If you search 3dprinter in the discussions on briar press I did a post last year with the method I use to take the 3d printed artwork …….also my printer is a C&P pilot circa 1888 and Makerbot 2012 - two state of the art technologies for their day.

I use inkscape to create the art and upload that to tinkercad (free) to generate the CAD file…… its very easy which is good since I’m rubbage at 3d design.

i’ll certainly look at the posts. the concept seems promising.

It looks like creating the file is a bit more involved that laser-ing since it’s a 3d CAD…… but not so much so that it would be a problem.

I wonder if the fine details can be achived by a finer rendering in the software? or if it’s caused by the limits of the 3d printer nozzle?

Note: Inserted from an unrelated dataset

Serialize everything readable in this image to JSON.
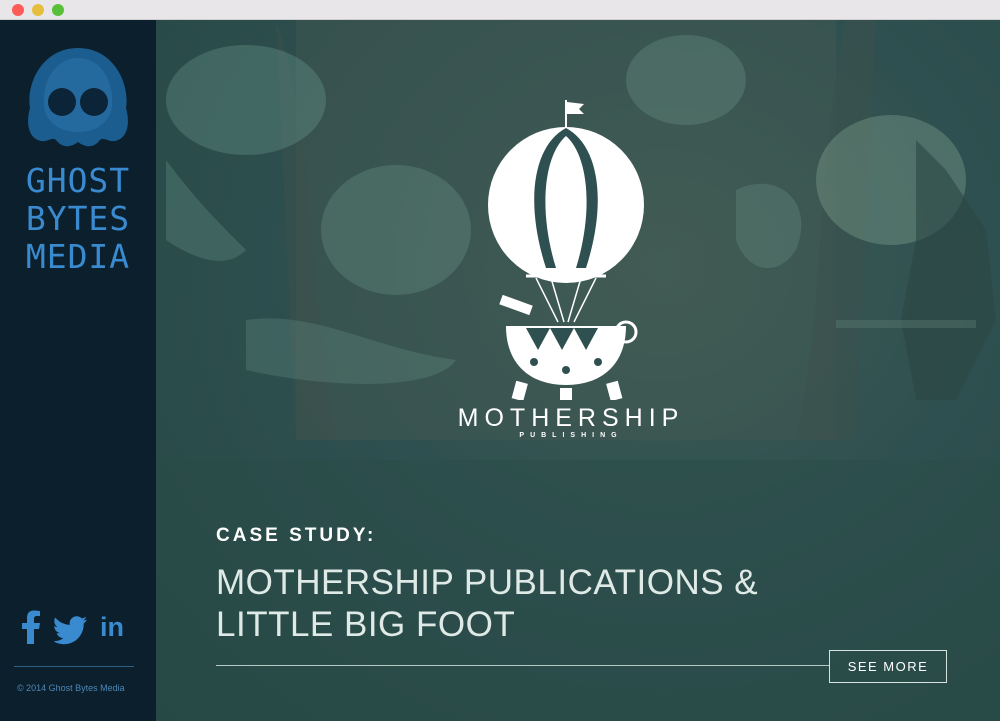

Have a look…. I create the artwork in Inkscape, upload it to tinkercad….I take the millimetre sizing in Inkscape and apply it to tinkercad make that artwork 4.5 mm high and then put a rectangular plate below it 2mm high. I print that. I use double sided tape to stick the printed plate to a block of wood and then sand it down to type high. My sand paper is taped onto a thick piece of glass. I’m doing a little badge for testing tonight so I’ll take some photos along the way and post them